Throughout January, I’m interviewing ordinary women doing extraordinary things.
Given that starting a job search is a popular decision in the New Year, this month my focus is on how to find a new job.
I’m hosting a series of Career Conversations to celebrate the launch of the Career Club. The idea is to give you a taster of what to expect inside the online membership community.
To get involved with the Career Conversations, join us in the pop-up Facebook group where you can listen to the interviews live or catch up on the recordings after the event.
The first interview is with Sarah Groszweski.
How to find a job after a long career break
Sarah’s career started on the JP Morgan graduate scheme. However she discovered that she didn’t really like working in investment banking.
She moved to a recruitment role – even though she knew nothing at that time about recruitment. She thought it would be more fun, more fast-paced and better money!
And she was right. She then moved to an in-house recruitment role. However after children, she decided not to go back to that role, for various reasons.
Sarah decided instead to take a career break from a formal career. While on this career break (which lasted four years), she started doing freelance work.
Working as a freelancer gave Sarah flexibility but longer term she knew she wanted the stability and security of a permanent role.
The freelance work was varied however it all centred around writing – writing website content, blog posts, book reviews, etc.
The power of transferrable skills
On the surface, this sounds like something completely different but in fact Sarah had always been a writer – at JP Morgan, she had been involved with the review of response to bids and tenders.
In her recruitment roles she regularly wrote job descriptions, job adverts and was involved in internal communications.
Sarah had discovered the power of transferring her writing skills from one sector to another.
Sarah found writing really easy but realised she didn’t want to carry on doing this on a freelance basis.
The pressure of finding a job
Sarah moved out of London when she became a single mum. This was the crucial tipping point. She knew she needed more security and stability in terms of income. She also wanted more intellectual stimulation. And a social life outside of her 4 year old’s play dates.
At first she felt under pressure to take any job.

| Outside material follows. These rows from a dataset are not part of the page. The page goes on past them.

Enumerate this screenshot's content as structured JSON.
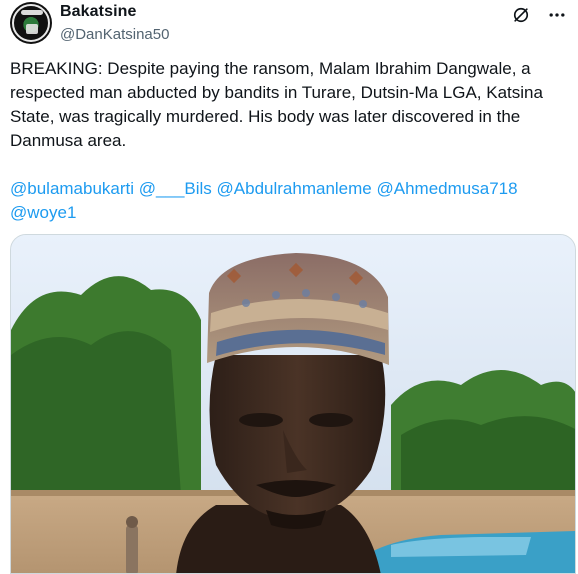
{
  "tweet": {
    "display_name": "Bakatsine",
    "handle": "@DanKatsina50",
    "body": "BREAKING: Despite paying the ransom, Malam Ibrahim Dangwale, a respected man abducted by bandits in Turare, Dutsin-Ma LGA, Katsina State, was tragically murdered. His body was later discovered in the Danmusa area.",
    "mentions": [
      "@bulamabukarti",
      "@___Bils",
      "@Abdulrahmanleme",
      "@Ahmedmusa718",
      "@woye1"
    ]
  },
  "icons": {
    "grok": "grok-slash-icon",
    "more": "more-horizontal-icon"
  },
  "colors": {
    "link": "#1d9bf0",
    "text": "#0f1419",
    "secondary": "#536471"
  }
}
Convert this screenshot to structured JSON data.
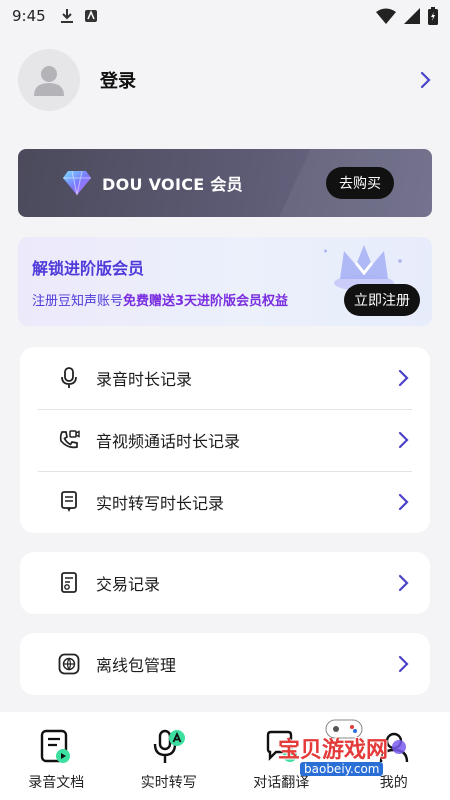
{
  "status_bar": {
    "time": "9:45"
  },
  "profile": {
    "login_label": "登录"
  },
  "vip": {
    "title": "DOU VOICE 会员",
    "buy_label": "去购买"
  },
  "promo": {
    "title": "解锁进阶版会员",
    "subtitle_prefix": "注册豆知声账号",
    "subtitle_highlight": "免费赠送3天进阶版会员权益",
    "register_label": "立即注册"
  },
  "records": [
    {
      "label": "录音时长记录",
      "icon": "microphone-icon"
    },
    {
      "label": "音视频通话时长记录",
      "icon": "video-call-icon"
    },
    {
      "label": "实时转写时长记录",
      "icon": "transcribe-icon"
    }
  ],
  "trade": {
    "label": "交易记录",
    "icon": "receipt-icon"
  },
  "offline": {
    "label": "离线包管理",
    "icon": "globe-icon"
  },
  "tabs": [
    {
      "label": "录音文档",
      "icon": "recording-doc-icon"
    },
    {
      "label": "实时转写",
      "icon": "realtime-transcribe-icon"
    },
    {
      "label": "对话翻译",
      "icon": "dialog-translate-icon"
    },
    {
      "label": "我的",
      "icon": "profile-icon"
    }
  ],
  "watermark": {
    "text": "宝贝游戏网",
    "url": "baobeiy.com"
  },
  "colors": {
    "accent": "#4f3bd9",
    "chevron": "#4b44c8"
  }
}
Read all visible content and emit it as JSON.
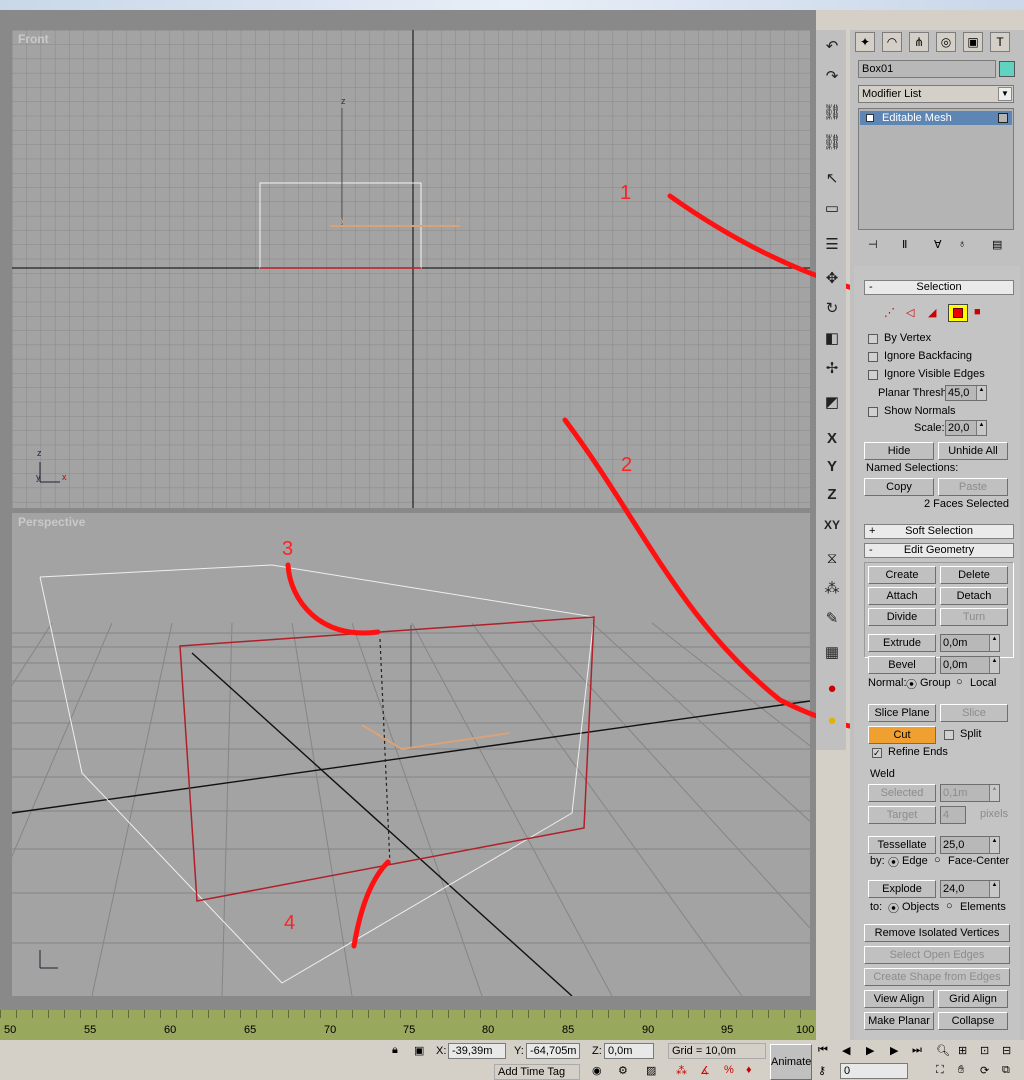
{
  "viewports": {
    "front": {
      "label": "Front"
    },
    "perspective": {
      "label": "Perspective"
    }
  },
  "toolbar_axes": [
    "X",
    "Y",
    "Z",
    "XY"
  ],
  "command_panel": {
    "tabs": [
      "create-icon",
      "modify-icon",
      "hierarchy-icon",
      "motion-icon",
      "display-icon",
      "utilities-icon"
    ],
    "object_name": "Box01",
    "object_color": "#5fd3bf",
    "modifier_list": "Modifier List",
    "stack_item": "Editable Mesh",
    "selection": {
      "title": "Selection",
      "by_vertex": "By Vertex",
      "ignore_backfacing": "Ignore Backfacing",
      "ignore_visible_edges": "Ignore Visible Edges",
      "planar_thresh_label": "Planar Thresh:",
      "planar_thresh": "45,0",
      "show_normals": "Show Normals",
      "scale_label": "Scale:",
      "scale": "20,0",
      "hide": "Hide",
      "unhide_all": "Unhide All",
      "named_selections": "Named Selections:",
      "copy": "Copy",
      "paste": "Paste",
      "faces_selected": "2 Faces Selected"
    },
    "soft_selection": {
      "title": "Soft Selection"
    },
    "edit_geometry": {
      "title": "Edit Geometry",
      "create": "Create",
      "delete": "Delete",
      "attach": "Attach",
      "detach": "Detach",
      "divide": "Divide",
      "turn": "Turn",
      "extrude": "Extrude",
      "extrude_val": "0,0m",
      "bevel": "Bevel",
      "bevel_val": "0,0m",
      "normal_label": "Normal:",
      "group": "Group",
      "local": "Local",
      "slice_plane": "Slice Plane",
      "slice": "Slice",
      "cut": "Cut",
      "split": "Split",
      "refine_ends": "Refine Ends",
      "weld": "Weld",
      "selected": "Selected",
      "selected_val": "0,1m",
      "target": "Target",
      "target_val": "4",
      "pixels": "pixels",
      "tessellate": "Tessellate",
      "tessellate_val": "25,0",
      "by_label": "by:",
      "edge": "Edge",
      "face_center": "Face-Center",
      "explode": "Explode",
      "explode_val": "24,0",
      "to_label": "to:",
      "objects": "Objects",
      "elements": "Elements",
      "remove_isolated": "Remove Isolated Vertices",
      "select_open_edges": "Select Open Edges",
      "create_shape": "Create Shape from Edges",
      "view_align": "View Align",
      "grid_align": "Grid Align",
      "make_planar": "Make Planar",
      "collapse": "Collapse"
    }
  },
  "timeline": {
    "ticks": [
      "50",
      "55",
      "60",
      "65",
      "70",
      "75",
      "80",
      "85",
      "90",
      "95",
      "100"
    ]
  },
  "status": {
    "x_label": "X:",
    "x": "-39,39m",
    "y_label": "Y:",
    "y": "-64,705m",
    "z_label": "Z:",
    "z": "0,0m",
    "grid": "Grid = 10,0m",
    "animate": "Animate",
    "add_time_tag": "Add Time Tag",
    "frame": "0"
  },
  "annotations": [
    "1",
    "2",
    "3",
    "4"
  ]
}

She worried about the stigma of being a single mum. She thought she’d be judged.
People questioned her decision to turn down the first job that was offered.
A wise friend said to her “Don’t lower your expectations just because you’re a mum“.
What helped Sarah’s job search
Sarah applied for many jobs and had four job interviews before she found her new job.
She turned down one job offer because the salary was too low and the hours too varied, making childcare difficult to manage.
Her new (part-time) role is as a Bid Writer for a higher education institute which perfectly combines her skills and talents. Even better it’s just a couple of minutes walk from her home.
What Sarah found most helpful in her job search after a long career break was:
- Having a supportive friend on her side.
- Being very clear about what she wanted from a job.
- Identifying her skills and talents.
- Interview coaching which gave her confidence. The feedback from the interview was that she came across as enthusiastic and engaged.
Sarah’s job hunting tips after a career break
- Focus on what you’re looking for and what’s important to you. Once you have that clarity, you can decide whether it’s worth investing time in the job application.
- Get clear on what you do / don’t want in a job. What can you compromise on? What can you be flexible about e.g. hours, location, sector?
- Mindset – decide what’s important to you about your future employer. Is career progression important? Is on-the-job training important? What about the other benefits e.g. flexible working, pension etc?
If you enjoyed Sarah’s story, join us for more job hunting stories in the Career Conversations group.
Listen to the interviews live or catch up on the recordings afterwards (and no sign-up required).
p.s. if you are currently jobhunting and would like practical and personal support, check out the Career Club online membership community, on offer until 31 January. Join now for £29 per month instead of £49 per month.